His thoughts about baseball and life can be applied to sales. He says, “You need to play the game with joy, the game is the celebration of all the work you put into it.”

Sales Tips from Ron Swoboda:

  1. To be a winner you need to master the fundamentals. Even if you stumble, you can still win if you do the things you need to do.
  2. Have your team communicate. Some people are good at prospecting (openers). Some people are good at closing the deal. If they work together and share ideas, they can lift the entire team to peak performance.
  3. Nothing beats perseverance. “Failure is only YOU if you’re willing to accept it”. Having a bad month in sales does not make you a failure. Don’t take lack of success personally. Impersonalize failure and keep going.

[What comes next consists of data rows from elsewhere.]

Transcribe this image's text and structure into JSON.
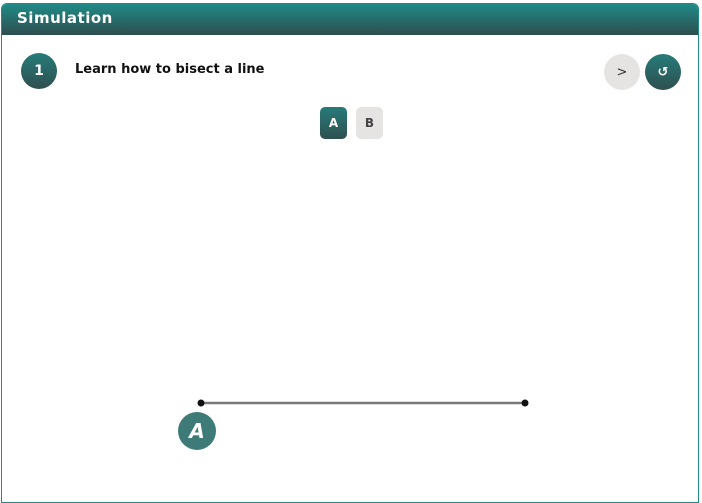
{
  "header": {
    "title": "Simulation"
  },
  "step": {
    "number": "1",
    "instruction": "Learn how to bisect a line"
  },
  "controls": {
    "next_label": ">",
    "reset_label": "↺"
  },
  "tabs": [
    {
      "label": "A",
      "active": true
    },
    {
      "label": "B",
      "active": false
    }
  ],
  "canvas": {
    "point_label": "A"
  },
  "colors": {
    "accent": "#267c7a",
    "inactive": "#e6e3e3",
    "line": "#7a7a7a"
  }
}
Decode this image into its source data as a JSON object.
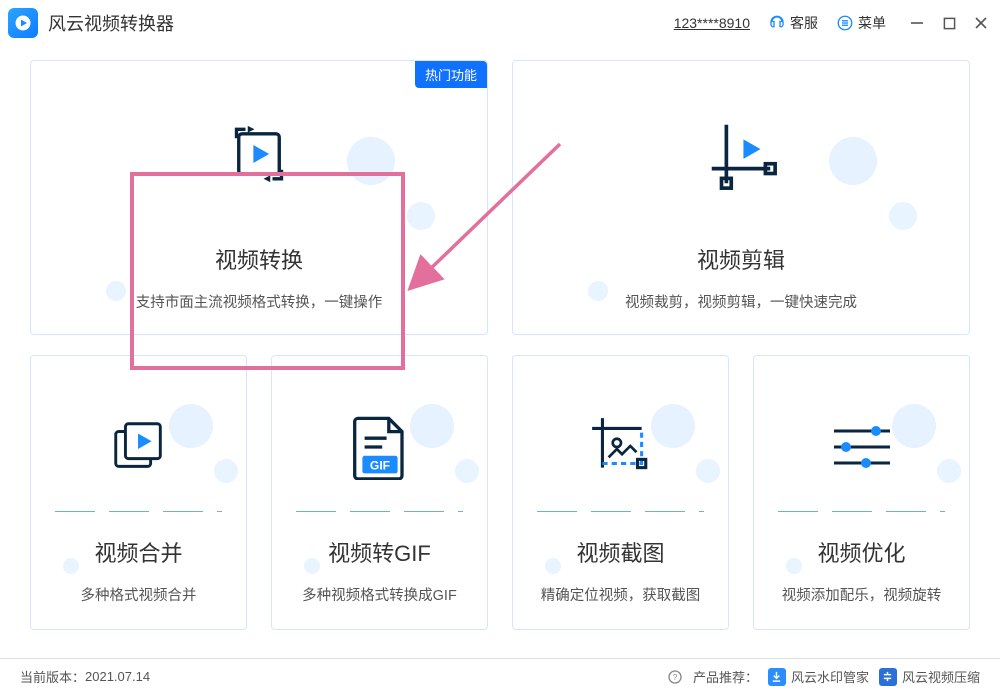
{
  "app": {
    "title": "风云视频转换器"
  },
  "header": {
    "user_id": "123****8910",
    "support_label": "客服",
    "menu_label": "菜单"
  },
  "cards": {
    "convert": {
      "badge": "热门功能",
      "title": "视频转换",
      "desc": "支持市面主流视频格式转换，一键操作"
    },
    "edit": {
      "title": "视频剪辑",
      "desc": "视频裁剪，视频剪辑，一键快速完成"
    },
    "merge": {
      "title": "视频合并",
      "desc": "多种格式视频合并"
    },
    "gif": {
      "title": "视频转GIF",
      "icon_label": "GIF",
      "desc": "多种视频格式转换成GIF"
    },
    "screenshot": {
      "title": "视频截图",
      "desc": "精确定位视频，获取截图"
    },
    "optimize": {
      "title": "视频优化",
      "desc": "视频添加配乐，视频旋转"
    }
  },
  "footer": {
    "version_label": "当前版本：",
    "version_value": "2021.07.14",
    "recommend_label": "产品推荐：",
    "rec1": "风云水印管家",
    "rec2": "风云视频压缩"
  }
}
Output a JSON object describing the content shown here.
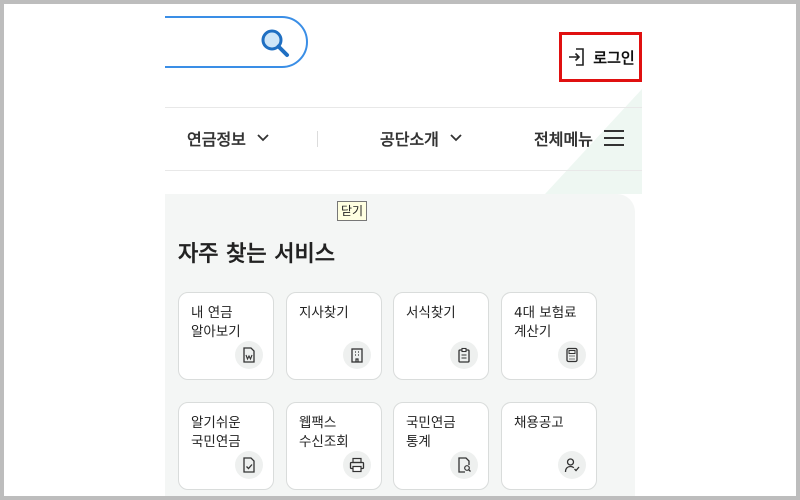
{
  "header": {
    "search": {
      "icon": "search-icon",
      "accent": "#3a8ee6"
    },
    "login": {
      "label": "로그인",
      "icon": "login-arrow-icon",
      "highlight": "#e01010"
    }
  },
  "nav": {
    "items": [
      {
        "label": "연금정보",
        "icon": "chevron-down-icon"
      },
      {
        "label": "공단소개",
        "icon": "chevron-down-icon"
      },
      {
        "label": "전체메뉴",
        "icon": "hamburger-menu-icon"
      }
    ]
  },
  "tooltip": {
    "text": "닫기"
  },
  "services": {
    "title": "자주 찾는 서비스",
    "cards": [
      {
        "label": "내 연금\n알아보기",
        "icon": "document-won-icon"
      },
      {
        "label": "지사찾기",
        "icon": "building-icon"
      },
      {
        "label": "서식찾기",
        "icon": "clipboard-icon"
      },
      {
        "label": "4대 보험료\n계산기",
        "icon": "calculator-icon"
      },
      {
        "label": "알기쉬운\n국민연금",
        "icon": "document-check-icon"
      },
      {
        "label": "웹팩스\n수신조회",
        "icon": "printer-icon"
      },
      {
        "label": "국민연금\n통계",
        "icon": "document-search-icon"
      },
      {
        "label": "채용공고",
        "icon": "person-check-icon"
      }
    ]
  }
}
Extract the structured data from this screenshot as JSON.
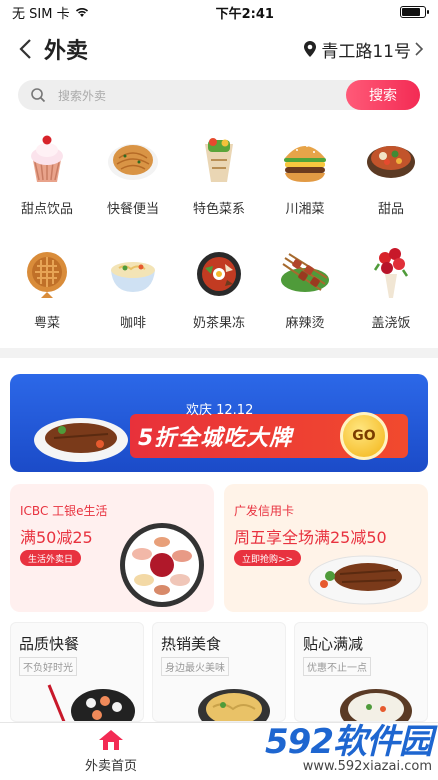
{
  "status": {
    "carrier": "无 SIM 卡",
    "time": "下午2:41"
  },
  "header": {
    "title": "外卖",
    "location": "青工路11号"
  },
  "search": {
    "placeholder": "搜索外卖",
    "button": "搜索"
  },
  "categories": [
    {
      "label": "甜点饮品",
      "icon": "cupcake-icon"
    },
    {
      "label": "快餐便当",
      "icon": "pancake-icon"
    },
    {
      "label": "特色菜系",
      "icon": "wrap-icon"
    },
    {
      "label": "川湘菜",
      "icon": "burger-icon"
    },
    {
      "label": "甜品",
      "icon": "hotpot-icon"
    },
    {
      "label": "粤菜",
      "icon": "waffle-icon"
    },
    {
      "label": "咖啡",
      "icon": "noodle-bowl-icon"
    },
    {
      "label": "奶茶果冻",
      "icon": "bibimbap-icon"
    },
    {
      "label": "麻辣烫",
      "icon": "skewers-icon"
    },
    {
      "label": "盖浇饭",
      "icon": "flowers-icon"
    }
  ],
  "banner": {
    "subtitle": "欢庆 12.12",
    "headline": "5折全城吃大牌",
    "go": "GO"
  },
  "promos": [
    {
      "tag": "ICBC 工银e生活",
      "title": "满50减25",
      "button": "生活外卖日"
    },
    {
      "tag": "广发信用卡",
      "title": "周五享全场满25减50",
      "button": "立即抢购>>"
    }
  ],
  "sections": [
    {
      "title": "品质快餐",
      "sub": "不负好时光"
    },
    {
      "title": "热销美食",
      "sub": "身边最火美味"
    },
    {
      "title": "贴心满减",
      "sub": "优惠不止一点"
    }
  ],
  "tabbar": {
    "home": "外卖首页"
  },
  "watermark": {
    "logo": "592软件园",
    "url": "www.592xiazai.com"
  },
  "colors": {
    "accent": "#f32b54",
    "promo_red": "#e8323f",
    "banner_blue": "#2c68e8"
  }
}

  4. Understand the work you have to put into it and practice. Review your performance. Use technology to improve your skills. Sell with joy.